The last time Sacks met with José, José drew a garden scene—instead of modeling the scene off of a picture, he drew from life, studying the small garden in his hospital. Sacks found the drawing beautiful. He notes that, for autistic patients like José, the concrete and the particular are far more interesting than the abstract. José is a great artist because he naturally understands the concrete, real world. And yet José’s artistry arises from the fact that he is, in many ways, cut off from the world—or at least, cut off from the rest of human society. José suffers from a form of autism that set in fairly late in his life. Perhaps the lateness of José’s autism explains why he was more accessible and communicative than other autistic patients with whom Sacks has met.
As with the other patients in this quarter of the book, José’s connection to the concrete, material world gives him tremendous gifts, which he uses to draw beautiful pictures. Although José is, in many ways, cut off from the rest of the world, Sacks suggests that he uses art to form connections with external objects and places, such as the garden in his hospital. Sacks’s additional hypotheses about José aren’t intended to be the last word on the matter; rather, they emphasize the need for further autism research.

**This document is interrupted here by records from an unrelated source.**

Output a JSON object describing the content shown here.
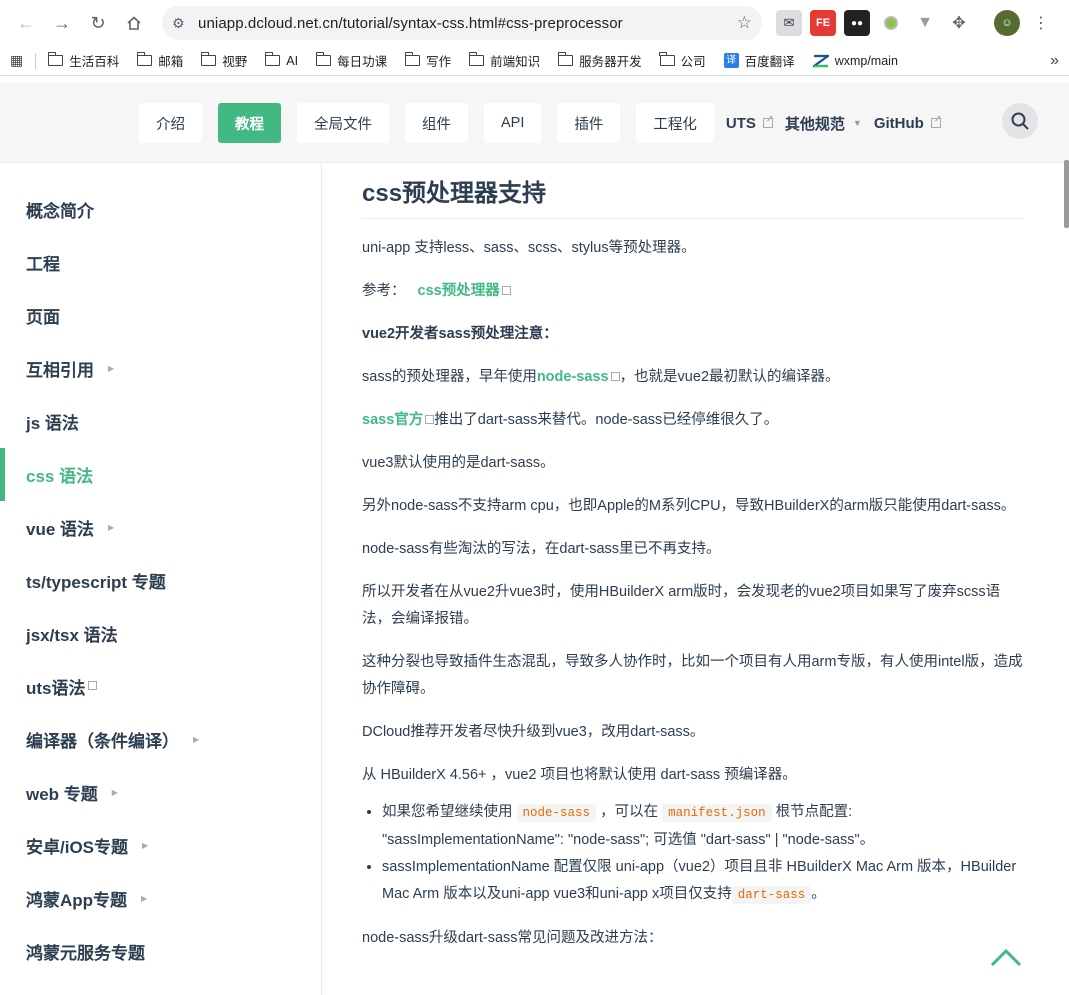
{
  "browser": {
    "url": "uniapp.dcloud.net.cn/tutorial/syntax-css.html#css-preprocessor",
    "bookmarks": [
      "生活百科",
      "邮箱",
      "视野",
      "AI",
      "每日功课",
      "写作",
      "前端知识",
      "服务器开发",
      "公司",
      "百度翻译",
      "wxmp/main"
    ]
  },
  "site_nav": {
    "buttons": [
      "介绍",
      "教程",
      "全局文件",
      "组件",
      "API",
      "插件",
      "工程化"
    ],
    "active": "教程",
    "text_links": {
      "uts": "UTS",
      "other": "其他规范",
      "github": "GitHub"
    }
  },
  "sidebar": {
    "items": [
      {
        "label": "概念简介",
        "arrow": false,
        "ext": false
      },
      {
        "label": "工程",
        "arrow": false,
        "ext": false
      },
      {
        "label": "页面",
        "arrow": false,
        "ext": false
      },
      {
        "label": "互相引用",
        "arrow": true,
        "ext": false
      },
      {
        "label": "js 语法",
        "arrow": false,
        "ext": false
      },
      {
        "label": "css 语法",
        "arrow": false,
        "ext": false,
        "active": true
      },
      {
        "label": "vue 语法",
        "arrow": true,
        "ext": false
      },
      {
        "label": "ts/typescript 专题",
        "arrow": false,
        "ext": false
      },
      {
        "label": "jsx/tsx 语法",
        "arrow": false,
        "ext": false
      },
      {
        "label": "uts语法",
        "arrow": false,
        "ext": true
      },
      {
        "label": "编译器（条件编译）",
        "arrow": true,
        "ext": false
      },
      {
        "label": "web 专题",
        "arrow": true,
        "ext": false
      },
      {
        "label": "安卓/iOS专题",
        "arrow": true,
        "ext": false
      },
      {
        "label": "鸿蒙App专题",
        "arrow": true,
        "ext": false
      },
      {
        "label": "鸿蒙元服务专题",
        "arrow": false,
        "ext": false
      }
    ]
  },
  "article": {
    "title": "css预处理器支持",
    "p1": "uni-app 支持less、sass、scss、stylus等预处理器。",
    "ref_label": "参考：",
    "ref_link": "css预处理器",
    "note_title": "vue2开发者sass预处理注意：",
    "p_sass_a": "sass的预处理器，早年使用",
    "p_sass_link": "node-sass",
    "p_sass_b": "，也就是vue2最初默认的编译器。",
    "p_official_link": "sass官方",
    "p_official_b": "推出了dart-sass来替代。node-sass已经停维很久了。",
    "p_vue3": "vue3默认使用的是dart-sass。",
    "p_arm": "另外node-sass不支持arm cpu，也即Apple的M系列CPU，导致HBuilderX的arm版只能使用dart-sass。",
    "p_deprecated": "node-sass有些淘汰的写法，在dart-sass里已不再支持。",
    "p_upgrade": "所以开发者在从vue2升vue3时，使用HBuilderX arm版时，会发现老的vue2项目如果写了废弃scss语法，会编译报错。",
    "p_split": "这种分裂也导致插件生态混乱，导致多人协作时，比如一个项目有人用arm专版，有人使用intel版，造成协作障碍。",
    "p_recommend": "DCloud推荐开发者尽快升级到vue3，改用dart-sass。",
    "p_hbx": "从 HBuilderX 4.56+ ，vue2 项目也将默认使用 dart-sass 预编译器。",
    "li1_a": "如果您希望继续使用",
    "li1_code1": "node-sass",
    "li1_b": "，可以在",
    "li1_code2": "manifest.json",
    "li1_c": "根节点配置: \"sassImplementationName\": \"node-sass\"; 可选值 \"dart-sass\" | \"node-sass\"。",
    "li2_a": "sassImplementationName 配置仅限 uni-app（vue2）项目且非 HBuilderX Mac Arm 版本，HBuilder Mac Arm 版本以及uni-app vue3和uni-app x项目仅支持",
    "li2_code": "dart-sass",
    "li2_b": "。",
    "p_faq": "node-sass升级dart-sass常见问题及改进方法："
  },
  "colors": {
    "accent": "#42b983",
    "text": "#2c3e50"
  }
}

Sacks poses a challenging question: is there anywhere in the modern world for people like José, other than a hospital? Couldn't José become a great illustrator of plants or anatomical texts? Couldn’t he become a useful assistant on scientific expeditions? Couldn’t he become a great illustrator of children’s books? Sadly, it’s unlikely that José will do any of these things—unless someone very patient works with him. In all likelihood, he’ll spend a “useless, fruitless life, as so many other autistic people do, overlooked, unconsidered, in the back ward of a state hospital.”
As in the previous chapter, Sacks implicitly criticizes society for too hastily concluding that people like José are “useless” and depriving them of their dignity by sending them into hospitals and clinics. One senses Sacks’s bitterness in the final sentence: society is being pointlessly cruel to people like José who, have profound gifts to offer.
In the Postscript, Sacks discusses a letter he received from Doctor C. C. Park about some of the defining qualities of autistic people’s drawings—in particular, a knack for “rendering the object as perceived,” and for reducing subjects to their simplest, most stereotyped form. Park also discusses Japanese educators who’ve found ways of teaching talented autistic patients to become accomplished, mature painters and sculptors without interfering with their style. To conclude, Sacks cites the final words of the letter: “The teacher should love the beautiful, honest retarded person, and live with a purified, retarded world.”
Sacks’s final Postscript is particularly important because it suggests that the medical community, and, by extension, society in general, is making some progress in respecting the talent and dignity of autistic people, and finding ways to nurture autistic people’s abilities instead of ignoring them. While Sacks isn’t trying to idealize the life of an autistic person—or of any other neurodivergent person—he’s used his book to argue for a more nuanced, respectful understanding of so-called abnormal people. In the thirty years since Sacks’s book, society has certainly become more accepting of autistic people, although there’s still a lot to work to be done before their abilities are accepted and celebrated without the stigma of mental illness.